On a capped-rate mortgage there is an upper level above which the interest rate will not go - for a set period. The only negative aspect to a capped- rate mortgage is that there will usually be a fee to take out the mortgage, and if you wish to change lender during the capped-rate period there is likely to be an early redemption charge.

Ties that bind

My wife and I have been looking for a new house for some time and have recently found a house in the country that is ideal. We spoke to the owner who told us there is an agricultural tie on the property. Is this something that should concern us? If so, is it possible to have it removed?

Mr P Oldfield, Canterbury

An agricultural tie is a form of "restrictive covenant" Its main impact is that it reduces the marketability of the property by limiting buyers to those involved, or intending to be involved, in agriculture. As I understand it, you need to approach the local authorities or the person who has the benefit of the tie to have it removed, but often this is not easy. I suggest you seek legal advice.

When the fix ends

Could you explain what happens at the end of a discounted or fixed-rate period?

Kay Larkin, Wrexham

You should be told when you take out the fixed-rate mortgage whether you will be moved on to the variable rate or offered another rate when the agreement ends. When you are coming to the end of the contract some lenders will advise you of the new mortgage offers available to you. It is important to ask when you take out a mortgage what will happen when your fixed rate ends.

q George Wise is managing director of NatWest UK Mortgage Services.

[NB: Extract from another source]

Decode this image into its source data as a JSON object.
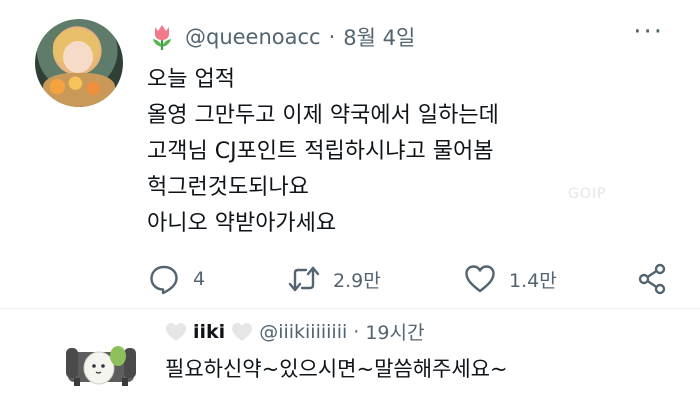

q Send your queries on practical property issues to: Home Truths, 'Independent on Sunday', 1 Canada Square, Canary Wharf, London E14 5DL; fax 0171-293 2043; e- mail